“I saw a different world for the business, I got real enjoyment, I loved seeing young people grow.” (Nick)
Matt then drew Stuart into the project because he had a natural skill set for it – Stuart had and does work as a creative trainer and change management consultant. He identifies with the project as a “creative expression” and natural extension of a career that was transformed by retraining as an internal consultant many years ago in a previous role.
The relationship with the college was excellent and the work done with the students went well and was received very positively… and then business conditions changed and the team were required to focus on a new project in a different part of the business.
They’d iterated the scheme twice, learned a great deal, established great relationships and formed a hunch that this could be exploited as a means of creating social value. They were enjoying it, valuing it, wanting to keep it going…
The Personal Side Project
So, it became a personal side project rather than a corporate one and Eurekaha was born.
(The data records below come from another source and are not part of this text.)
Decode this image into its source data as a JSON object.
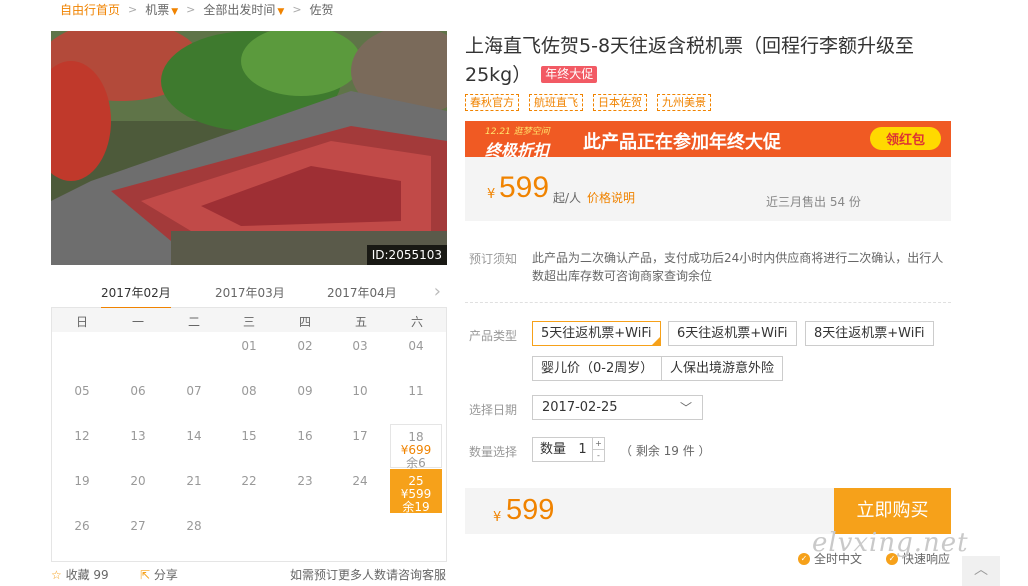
{
  "breadcrumb": {
    "home": "自由行首页",
    "item1": "机票",
    "item2": "全部出发时间",
    "item3": "佐贺"
  },
  "photo": {
    "id_label": "ID:2055103"
  },
  "calendar": {
    "months": [
      "2017年02月",
      "2017年03月",
      "2017年04月"
    ],
    "weekdays": [
      "日",
      "一",
      "二",
      "三",
      "四",
      "五",
      "六"
    ],
    "days": {
      "d01": "01",
      "d02": "02",
      "d03": "03",
      "d04": "04",
      "d05": "05",
      "d06": "06",
      "d07": "07",
      "d08": "08",
      "d09": "09",
      "d10": "10",
      "d11": "11",
      "d12": "12",
      "d13": "13",
      "d14": "14",
      "d15": "15",
      "d16": "16",
      "d17": "17",
      "d18": "18",
      "d18_price": "¥699",
      "d18_remain": "余6",
      "d19": "19",
      "d20": "20",
      "d21": "21",
      "d22": "22",
      "d23": "23",
      "d24": "24",
      "d25": "25",
      "d25_price": "¥599",
      "d25_remain": "余19",
      "d26": "26",
      "d27": "27",
      "d28": "28"
    }
  },
  "under_calendar": {
    "fav": "收藏 99",
    "share": "分享",
    "tip": "如需预订更多人数请咨询客服"
  },
  "product": {
    "title": "上海直飞佐贺5-8天往返含税机票（回程行李额升级至25kg）",
    "badge": "年终大促",
    "tags": [
      "春秋官方",
      "航班直飞",
      "日本佐贺",
      "九州美景"
    ]
  },
  "banner": {
    "small": "12.21 逛梦空间",
    "big": "终极折扣",
    "mid": "此产品正在参加年终大促",
    "cta": "领红包"
  },
  "price": {
    "currency": "¥",
    "value": "599",
    "unit": "起/人",
    "link": "价格说明",
    "sold": "近三月售出 54 份"
  },
  "notice": {
    "label": "预订须知",
    "text": "此产品为二次确认产品，支付成功后24小时内供应商将进行二次确认，出行人数超出库存数可咨询商家查询余位"
  },
  "options": {
    "label": "产品类型",
    "items": [
      "5天往返机票+WiFi",
      "6天往返机票+WiFi",
      "8天往返机票+WiFi",
      "婴儿价（0-2周岁）",
      "人保出境游意外险"
    ]
  },
  "date_select": {
    "label": "选择日期",
    "value": "2017-02-25"
  },
  "quantity": {
    "label": "数量选择",
    "field_label": "数量",
    "value": "1",
    "remain": "（ 剩余 19 件 ）"
  },
  "buy": {
    "currency": "¥",
    "value": "599",
    "button": "立即购买"
  },
  "services": {
    "s1": "全时中文",
    "s2": "快速响应"
  },
  "watermark": "elvxing.net"
}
“It only seemed natural… How do we continue it? It’s such a good thing to do!” (Nick)
The three of them are now using their own spare time to continue the work and put it on a stable self-sustaining footing.
All three positively engage with the idea of Eurekaha as a side project in the way I’ve been defining them so far. It’s very much a personal passion in different ways for each of them; Design for Matt, Creativity for Stuart, and People Development for Nick. They bring their various professional skills as innovation leaders, trainers, and managers, and finally they see this as something they want to be doing tomorrow too. So much so that they’ve continued it even when the support of their employer fell away.
They’re all passionate about the learning from the project – they’re developing skills, doing good, and gaining purpose and meaning from it.
“If it comes to nothing, look what we got from it!” (Matt)
Matt further reflects that side projects also play a role in psychological well-being; his own side projects being a way of “staying sane” and his partner tolerates them on that basis.
Secrets of Success
Finding time, especially to get together to collaborate has been critical. They’ve dedicated a common evening to it, as their day job releases them early on a Friday afternoon, they now use that time to focus on the project instead.
They have been in discussions to get license if not support from their employer- so that the company understands what they’re up to and understands when they resist working overtime even if they’re not getting time off to do it.
“We’ve had to put boundaries in place to prevent over-demands on our time at work especially. We’ve had to adopt a laser sharp focus, resistant to inevitable mission creep.” (Matt)
They’re in the process of applying for an RSA Catalyst Grant to provide some initial funding – and a bit of exposure.
Their other observation about success is about selecting your team – and the importance of both working style and values over skills. They trust one-another, they bring different skills, but critically they share the same values, vision, and understanding for why they’re involved in the project.
“If you’re in this because you think there are millions to be made you’re in the wrong place!” (Nick)